#### Task details
Among the records below, find the lines containing "this" and state only how many there are.

#### Input data
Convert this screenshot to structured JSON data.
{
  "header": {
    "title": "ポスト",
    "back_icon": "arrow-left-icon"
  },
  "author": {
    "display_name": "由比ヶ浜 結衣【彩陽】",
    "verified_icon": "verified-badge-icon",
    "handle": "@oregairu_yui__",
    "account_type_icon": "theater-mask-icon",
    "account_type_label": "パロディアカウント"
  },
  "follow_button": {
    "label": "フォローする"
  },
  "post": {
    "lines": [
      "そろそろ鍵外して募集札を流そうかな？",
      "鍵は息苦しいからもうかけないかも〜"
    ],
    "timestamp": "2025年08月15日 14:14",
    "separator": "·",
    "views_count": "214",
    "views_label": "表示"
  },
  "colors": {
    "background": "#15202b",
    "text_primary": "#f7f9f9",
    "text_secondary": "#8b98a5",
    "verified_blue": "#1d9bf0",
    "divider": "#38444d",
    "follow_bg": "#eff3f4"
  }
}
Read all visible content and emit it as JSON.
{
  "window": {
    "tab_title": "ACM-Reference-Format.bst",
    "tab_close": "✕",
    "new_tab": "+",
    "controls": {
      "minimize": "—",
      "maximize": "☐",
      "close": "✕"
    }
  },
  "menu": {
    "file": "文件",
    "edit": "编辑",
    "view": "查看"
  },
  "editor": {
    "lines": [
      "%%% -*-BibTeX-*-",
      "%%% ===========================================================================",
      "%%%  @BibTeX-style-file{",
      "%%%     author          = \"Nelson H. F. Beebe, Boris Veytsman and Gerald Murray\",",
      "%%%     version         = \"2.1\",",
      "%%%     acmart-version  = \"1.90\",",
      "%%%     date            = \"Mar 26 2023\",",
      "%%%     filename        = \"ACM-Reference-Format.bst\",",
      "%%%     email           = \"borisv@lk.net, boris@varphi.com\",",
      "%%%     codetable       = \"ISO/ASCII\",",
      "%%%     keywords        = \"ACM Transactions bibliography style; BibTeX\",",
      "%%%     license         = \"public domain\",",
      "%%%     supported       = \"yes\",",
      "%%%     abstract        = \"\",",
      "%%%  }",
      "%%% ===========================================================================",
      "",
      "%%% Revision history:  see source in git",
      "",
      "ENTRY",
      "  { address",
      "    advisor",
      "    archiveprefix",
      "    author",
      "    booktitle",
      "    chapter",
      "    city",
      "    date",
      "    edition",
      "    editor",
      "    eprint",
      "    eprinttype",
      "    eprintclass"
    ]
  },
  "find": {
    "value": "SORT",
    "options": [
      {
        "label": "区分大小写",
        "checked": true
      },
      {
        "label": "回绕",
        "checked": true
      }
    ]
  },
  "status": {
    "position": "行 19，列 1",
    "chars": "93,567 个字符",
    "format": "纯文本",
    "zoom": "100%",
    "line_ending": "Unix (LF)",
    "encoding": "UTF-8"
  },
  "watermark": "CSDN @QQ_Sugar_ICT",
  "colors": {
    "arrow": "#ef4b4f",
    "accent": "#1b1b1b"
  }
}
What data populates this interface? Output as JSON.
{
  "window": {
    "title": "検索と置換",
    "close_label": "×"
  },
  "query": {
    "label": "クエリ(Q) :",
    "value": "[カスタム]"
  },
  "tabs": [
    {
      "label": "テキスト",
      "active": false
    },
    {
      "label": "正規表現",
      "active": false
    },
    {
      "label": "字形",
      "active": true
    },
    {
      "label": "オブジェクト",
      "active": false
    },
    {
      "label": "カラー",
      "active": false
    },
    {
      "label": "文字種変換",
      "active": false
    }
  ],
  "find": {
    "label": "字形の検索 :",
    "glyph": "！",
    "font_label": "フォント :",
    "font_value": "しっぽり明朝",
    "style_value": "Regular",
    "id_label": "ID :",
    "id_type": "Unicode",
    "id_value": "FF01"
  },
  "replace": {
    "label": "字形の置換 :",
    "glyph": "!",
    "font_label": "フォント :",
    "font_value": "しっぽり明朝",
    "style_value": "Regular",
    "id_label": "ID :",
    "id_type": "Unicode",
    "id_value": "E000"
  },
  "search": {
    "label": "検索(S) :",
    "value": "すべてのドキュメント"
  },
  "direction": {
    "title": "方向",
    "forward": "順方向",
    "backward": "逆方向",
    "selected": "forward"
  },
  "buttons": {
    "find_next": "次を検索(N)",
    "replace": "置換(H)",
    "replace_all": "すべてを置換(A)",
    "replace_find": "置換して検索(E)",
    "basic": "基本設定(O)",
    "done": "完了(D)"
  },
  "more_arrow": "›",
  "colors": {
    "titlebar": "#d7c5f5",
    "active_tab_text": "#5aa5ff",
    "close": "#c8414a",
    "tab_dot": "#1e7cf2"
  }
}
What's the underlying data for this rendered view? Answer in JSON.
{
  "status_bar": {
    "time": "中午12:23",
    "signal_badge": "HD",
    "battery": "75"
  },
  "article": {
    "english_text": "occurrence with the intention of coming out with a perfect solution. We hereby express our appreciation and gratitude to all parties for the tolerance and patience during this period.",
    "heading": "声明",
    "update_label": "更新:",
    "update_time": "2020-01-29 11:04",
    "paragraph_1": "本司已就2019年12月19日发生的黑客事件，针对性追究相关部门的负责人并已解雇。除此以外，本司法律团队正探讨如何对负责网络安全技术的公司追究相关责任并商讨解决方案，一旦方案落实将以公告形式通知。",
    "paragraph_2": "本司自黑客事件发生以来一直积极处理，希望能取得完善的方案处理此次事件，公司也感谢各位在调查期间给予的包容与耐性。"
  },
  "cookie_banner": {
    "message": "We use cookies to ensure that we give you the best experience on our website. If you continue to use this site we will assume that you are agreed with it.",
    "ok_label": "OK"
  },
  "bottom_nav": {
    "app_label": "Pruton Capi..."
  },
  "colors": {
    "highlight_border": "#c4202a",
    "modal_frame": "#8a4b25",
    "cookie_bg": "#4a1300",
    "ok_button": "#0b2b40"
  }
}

#### Response to the task
5